Keeping Step With Dairy Chillers, Plate Exchangers and Coolers

Published on Wed, 06/13/2018 - 10:44am

 Keeping Step With Dairy Chillers, Plate Exchangers and Coolers

 By Bruce Derksen for American Dairymen Magazine

 As I considered the topic of dairy chillers and coolers, I thought I had a firm grasp of the subject.  I mean, how much can there be to it?  You cool the milk, put it in a tank just like dairy farmers have been doing for decades and the wheel just keeps on spinning.  Nothing to see here, right?

But as I researched the subject, I learned that the old saying is true- the more things stay the same, the more they change.  
In the days of the average dairy farm existing almost in a vacuum, relatively stable in size and numbers, the milk was generally pumped from the four or six cow parlor to a refrigerated collection tank where it was cooled over time and later picked up at regular intervals by the dairy truck.  Almost every dairy had a similar number of cows and it was very close to a one size fits all mentality.  The tank that was installed twenty years ago to match the forty cow herd stayed in use until it fell apart, barring a major equipment malfunction.
But as life makes a habit, things are constantly changing.  The severely depleted number of overall producers are adapting by installing larger variable sized robotic milking parlors that can service as many as eighty cows at one time in extremely large operations.  Imagine all that milk rushing from that many cows into a lowly collection cooler tank.  The math to quickly cool such large amounts of product safely simply does not compute, forcing companies to step up their technologies of efficient chillers, plate exchangers and coolers.

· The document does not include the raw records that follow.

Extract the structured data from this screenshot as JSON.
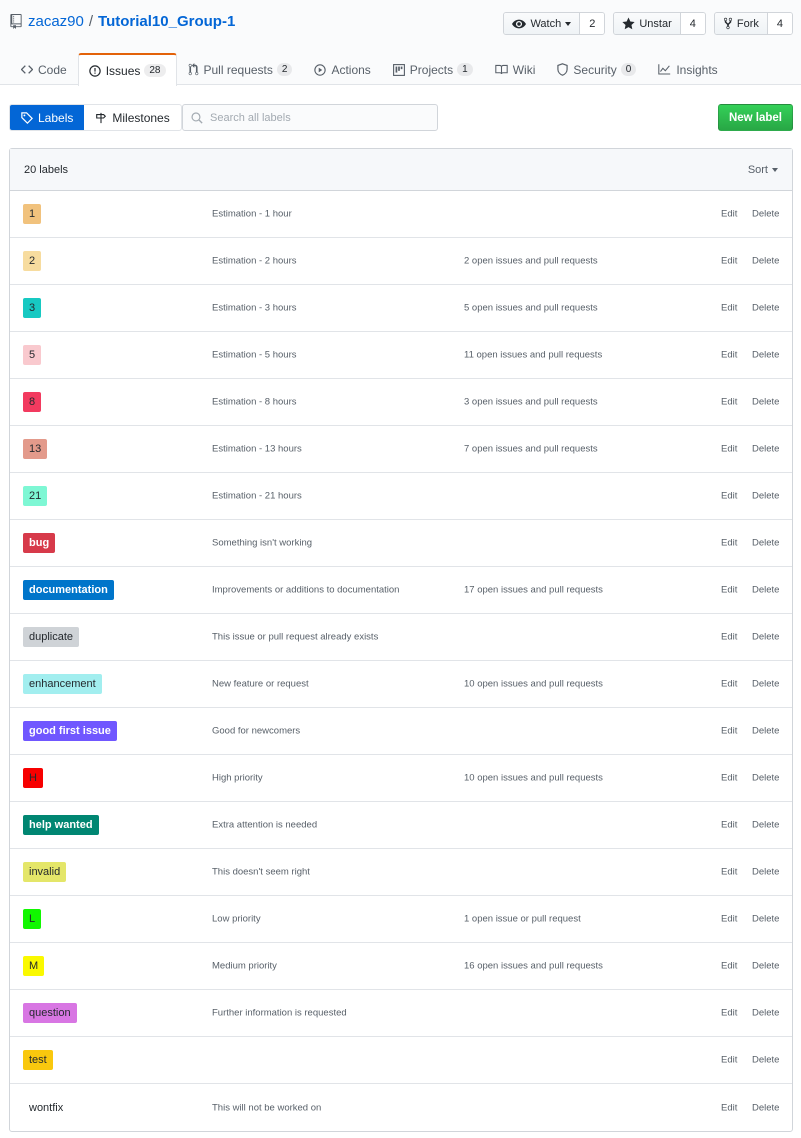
{
  "repo": {
    "owner": "zacaz90",
    "separator": "/",
    "name": "Tutorial10_Group-1"
  },
  "actions": {
    "watch": {
      "label": "Watch",
      "count": "2"
    },
    "unstar": {
      "label": "Unstar",
      "count": "4"
    },
    "fork": {
      "label": "Fork",
      "count": "4"
    }
  },
  "tabs": {
    "code": {
      "label": "Code"
    },
    "issues": {
      "label": "Issues",
      "count": "28"
    },
    "pulls": {
      "label": "Pull requests",
      "count": "2"
    },
    "actions": {
      "label": "Actions"
    },
    "projects": {
      "label": "Projects",
      "count": "1"
    },
    "wiki": {
      "label": "Wiki"
    },
    "security": {
      "label": "Security",
      "count": "0"
    },
    "insights": {
      "label": "Insights"
    }
  },
  "subnav": {
    "labels": "Labels",
    "milestones": "Milestones"
  },
  "search": {
    "placeholder": "Search all labels",
    "value": ""
  },
  "new_label": "New label",
  "box": {
    "count": "20 labels",
    "sort": "Sort"
  },
  "row_actions": {
    "edit": "Edit",
    "delete": "Delete"
  },
  "labels": [
    {
      "name": "1",
      "bg": "#f1c27d",
      "fg": "#24292e",
      "desc": "Estimation - 1 hour",
      "issues": ""
    },
    {
      "name": "2",
      "bg": "#f7dc9f",
      "fg": "#24292e",
      "desc": "Estimation - 2 hours",
      "issues": "2 open issues and pull requests"
    },
    {
      "name": "3",
      "bg": "#17c9c2",
      "fg": "#24292e",
      "desc": "Estimation - 3 hours",
      "issues": "5 open issues and pull requests"
    },
    {
      "name": "5",
      "bg": "#f9c9ce",
      "fg": "#24292e",
      "desc": "Estimation - 5 hours",
      "issues": "11 open issues and pull requests"
    },
    {
      "name": "8",
      "bg": "#f23a5f",
      "fg": "#24292e",
      "desc": "Estimation - 8 hours",
      "issues": "3 open issues and pull requests"
    },
    {
      "name": "13",
      "bg": "#e39a8b",
      "fg": "#24292e",
      "desc": "Estimation - 13 hours",
      "issues": "7 open issues and pull requests"
    },
    {
      "name": "21",
      "bg": "#7ef7d4",
      "fg": "#24292e",
      "desc": "Estimation - 21 hours",
      "issues": ""
    },
    {
      "name": "bug",
      "bg": "#d73a4a",
      "fg": "#ffffff",
      "desc": "Something isn't working",
      "issues": ""
    },
    {
      "name": "documentation",
      "bg": "#0075ca",
      "fg": "#ffffff",
      "desc": "Improvements or additions to documentation",
      "issues": "17 open issues and pull requests"
    },
    {
      "name": "duplicate",
      "bg": "#cfd3d7",
      "fg": "#24292e",
      "desc": "This issue or pull request already exists",
      "issues": ""
    },
    {
      "name": "enhancement",
      "bg": "#a2eeef",
      "fg": "#24292e",
      "desc": "New feature or request",
      "issues": "10 open issues and pull requests"
    },
    {
      "name": "good first issue",
      "bg": "#7057ff",
      "fg": "#ffffff",
      "desc": "Good for newcomers",
      "issues": ""
    },
    {
      "name": "H",
      "bg": "#f70000",
      "fg": "#24292e",
      "desc": "High priority",
      "issues": "10 open issues and pull requests"
    },
    {
      "name": "help wanted",
      "bg": "#008672",
      "fg": "#ffffff",
      "desc": "Extra attention is needed",
      "issues": ""
    },
    {
      "name": "invalid",
      "bg": "#e4e669",
      "fg": "#24292e",
      "desc": "This doesn't seem right",
      "issues": ""
    },
    {
      "name": "L",
      "bg": "#11f700",
      "fg": "#24292e",
      "desc": "Low priority",
      "issues": "1 open issue or pull request"
    },
    {
      "name": "M",
      "bg": "#faf900",
      "fg": "#24292e",
      "desc": "Medium priority",
      "issues": "16 open issues and pull requests"
    },
    {
      "name": "question",
      "bg": "#d876e3",
      "fg": "#24292e",
      "desc": "Further information is requested",
      "issues": ""
    },
    {
      "name": "test",
      "bg": "#f9c80e",
      "fg": "#24292e",
      "desc": "",
      "issues": ""
    },
    {
      "name": "wontfix",
      "bg": "#ffffff",
      "fg": "#24292e",
      "desc": "This will not be worked on",
      "issues": ""
    }
  ]
}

Interviewing some very knowledgeable people in the field, I learned of numerous and varied ways that this problem is being attacked- first and foremost being an updated and computer controlled cooler tank. It is an accepted fact that having the cooler and refrigerant system doing the majority of the work bringing the milk to the proper temperature and holding it there, is still the most energy efficient way to proceed, but depending on the size of the dairy operation, taking into account the amount of cows milked in total and at specific times, plus the amount of production from those cows, further help may be needed in getting the milk cooled properly.
As dairies expand, beyond upgrading their coolers, many producers are adding combinations of chillers or thermo- plate heat exchangers, run either by water or glycol and water mixtures. For those with a sufficient amount of cold well water available, a plate heat exchanger can be added to use this supply, pre-cooling the warm milk before it reaches the milk cooler, thereby easing the energy required by and work load placed on the cooler, cutting the operating time of the refrigeration unit by as much as fifty percent.  Depending on the size required, these units can be wall or floor mounted. The basic principle of these plate exchangers is to run cold water through channels on one side while the warm milk does the same through channels on the other side of the exchanger.  Depending on the capacity required, milk can be cooled through single or multiple passes before it is directed to the cooler tank. The water supply, now warmed from the heat of the fresh milk, can be re-circulated back as drinking water for the cows.
Another option for expanding operations is to install a pre-cooler or chiller along with a plate exchanger.  These compact chillers cool a glycol water solution that is circulated through the plate heat exchanger thereby cooling the milk quicker, again saving energy usage on the tank refrigeration unit.  The warmed water is directed back to the reservoir tank to be re-chilled and used again in the process.
All of these options are computer controlled energy efficient units that can be used alone or in combination before the milk reaches the tank cooler.  Technology changes and advancements are inevitable, driven by the requirements of the dairy industry’s supply and demand.  As dairy farms grow in size to meet these demands, the need for more adaptable, reliable, and cost effective energy efficient coolers, chillers and plate heat exchangers become paramount, offering today’s producer many viable choices to fit their ever changing operations.